■ **Action item**
Please return all of the records verbatim, with the pictures omitted.

■ **Information shown**

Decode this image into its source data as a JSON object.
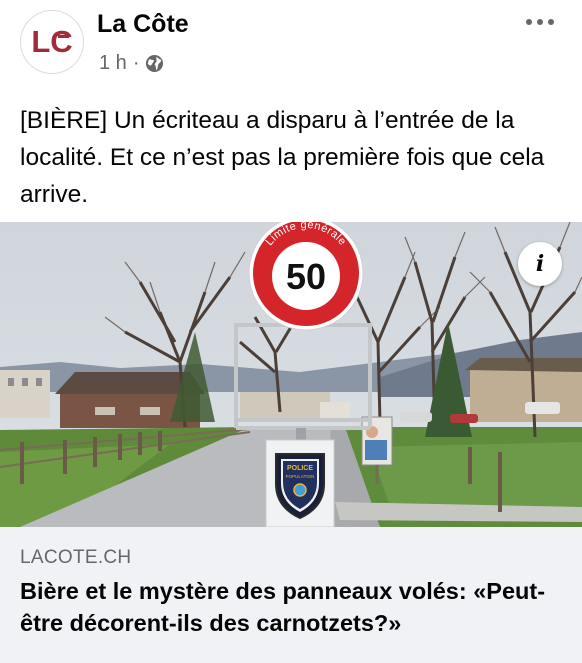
{
  "post": {
    "page_name": "La Côte",
    "avatar_text": "LC",
    "timestamp": "1 h",
    "separator": "·",
    "audience_icon": "globe-icon",
    "more_icon": "more-options-icon",
    "text": "[BIÈRE] Un écriteau a disparu à l’entrée de la localité. Et ce n’est pas la première fois que cela arrive."
  },
  "link_preview": {
    "sign_label": "Limite générale",
    "speed_limit": "50",
    "police_badge_top": "POLICE",
    "police_badge_sub": "POPULATION",
    "info_glyph": "i",
    "domain": "LACOTE.CH",
    "title": "Bière et le mystère des panneaux volés: «Peut-être décorent-ils des carnotzets?»"
  },
  "colors": {
    "brand": "#a32a3a",
    "secondary_text": "#65676b",
    "footer_bg": "#f0f2f5",
    "sign_red": "#d3252a"
  }
}
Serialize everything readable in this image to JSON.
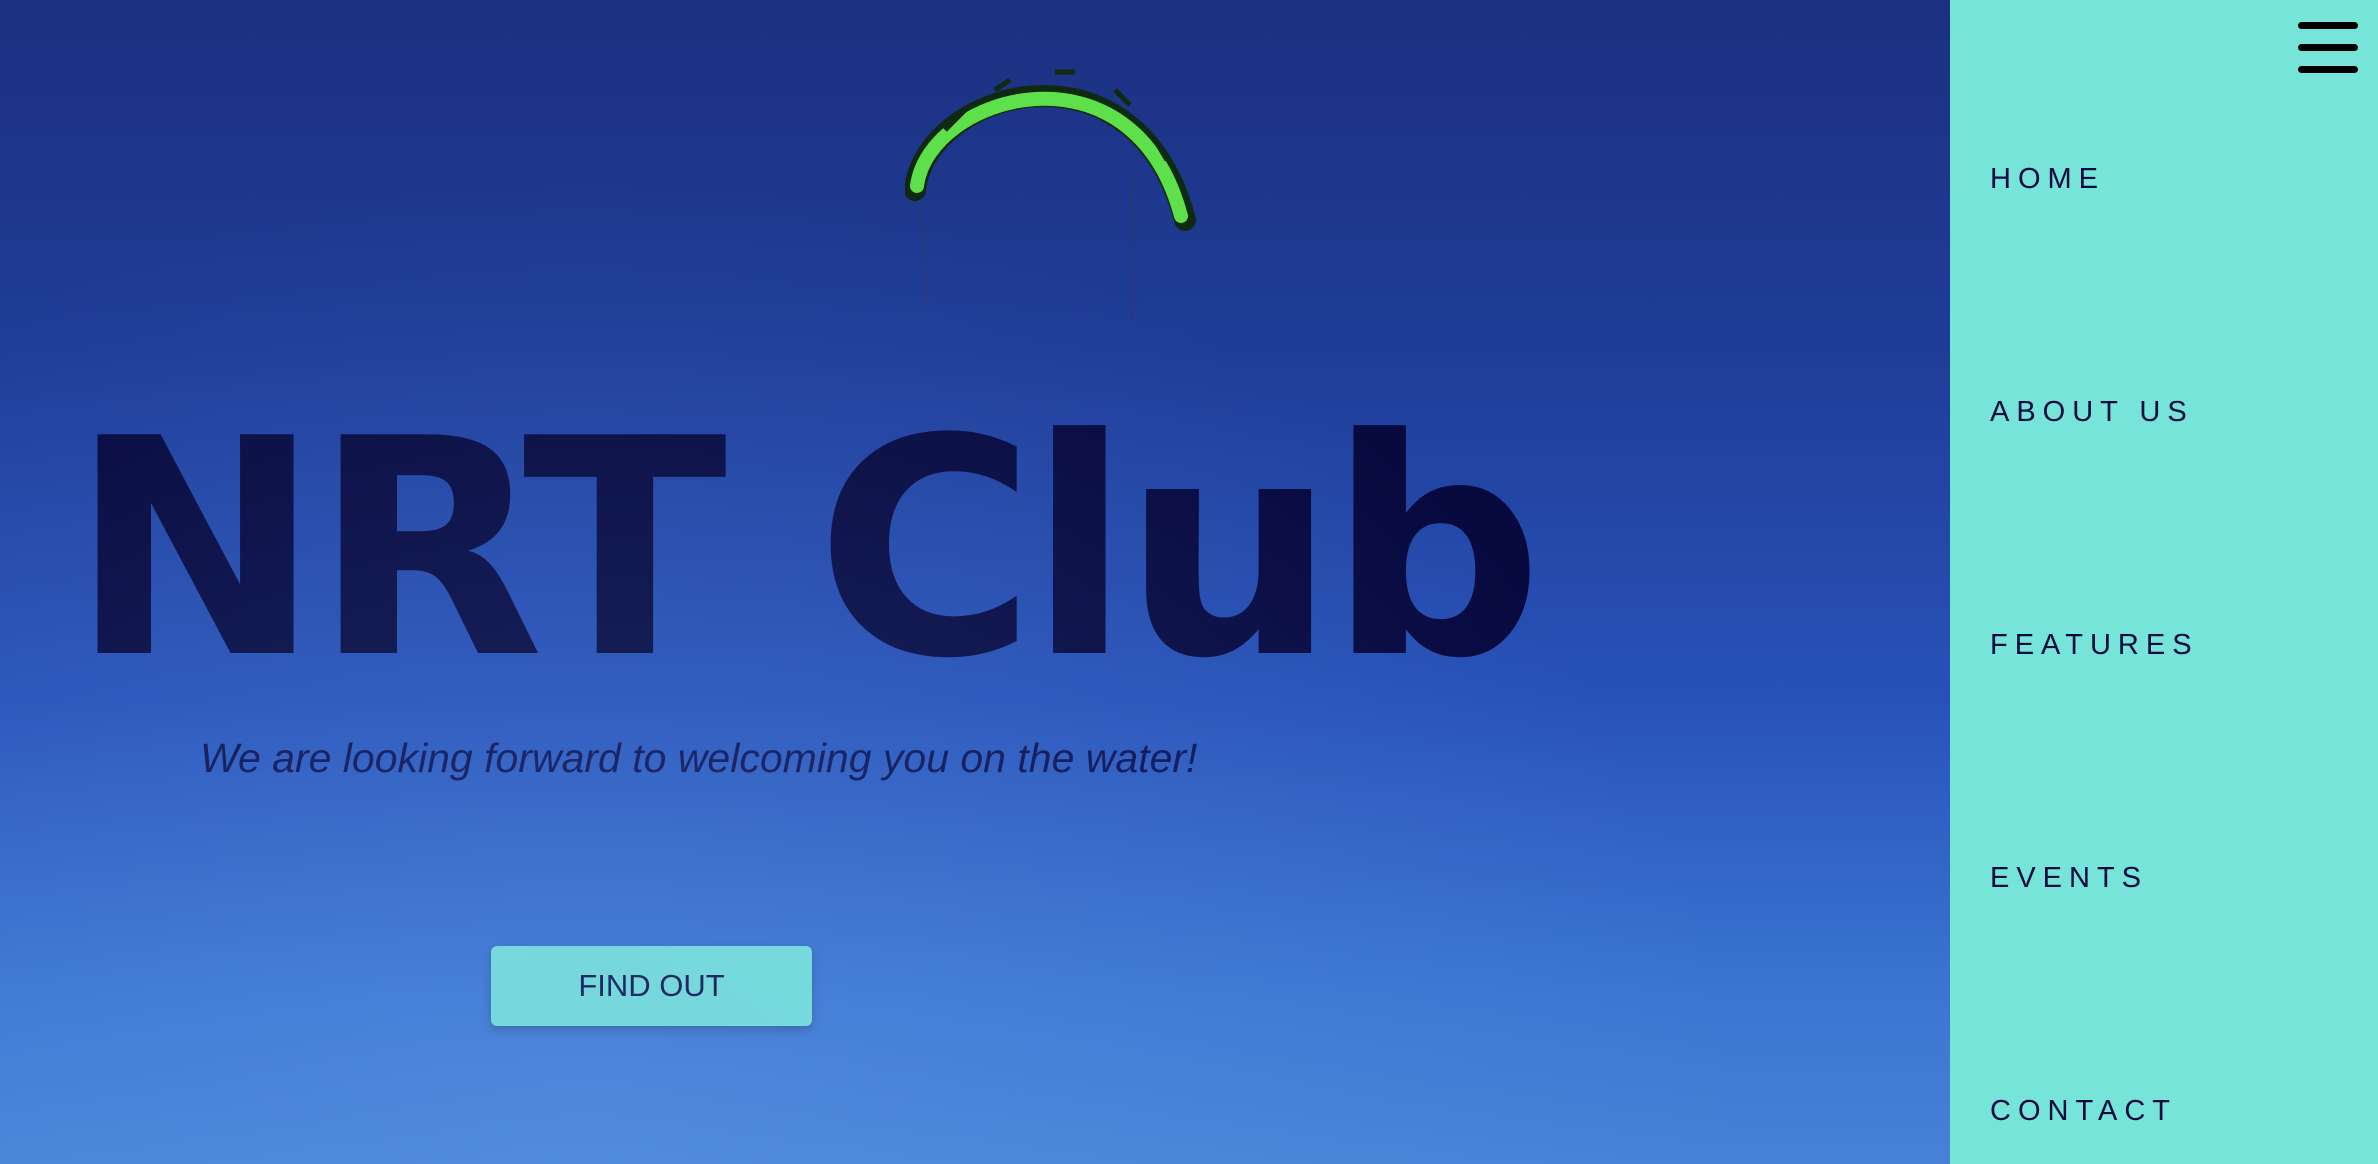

■ **Solution below**
Decode this image into its source data as a JSON object.
{
  "post": {
    "page_name": "La Côte",
    "avatar_text": "LC",
    "timestamp": "1 h",
    "separator": "·",
    "audience_icon": "globe-icon",
    "more_icon": "more-options-icon",
    "text": "[BIÈRE] Un écriteau a disparu à l’entrée de la localité. Et ce n’est pas la première fois que cela arrive."
  },
  "link_preview": {
    "sign_label": "Limite générale",
    "speed_limit": "50",
    "police_badge_top": "POLICE",
    "police_badge_sub": "POPULATION",
    "info_glyph": "i",
    "domain": "LACOTE.CH",
    "title": "Bière et le mystère des panneaux volés: «Peut-être décorent-ils des carnotzets?»"
  },
  "colors": {
    "brand": "#a32a3a",
    "secondary_text": "#65676b",
    "footer_bg": "#f0f2f5",
    "sign_red": "#d3252a"
  }
}
Serialize everything readable in this image to JSON.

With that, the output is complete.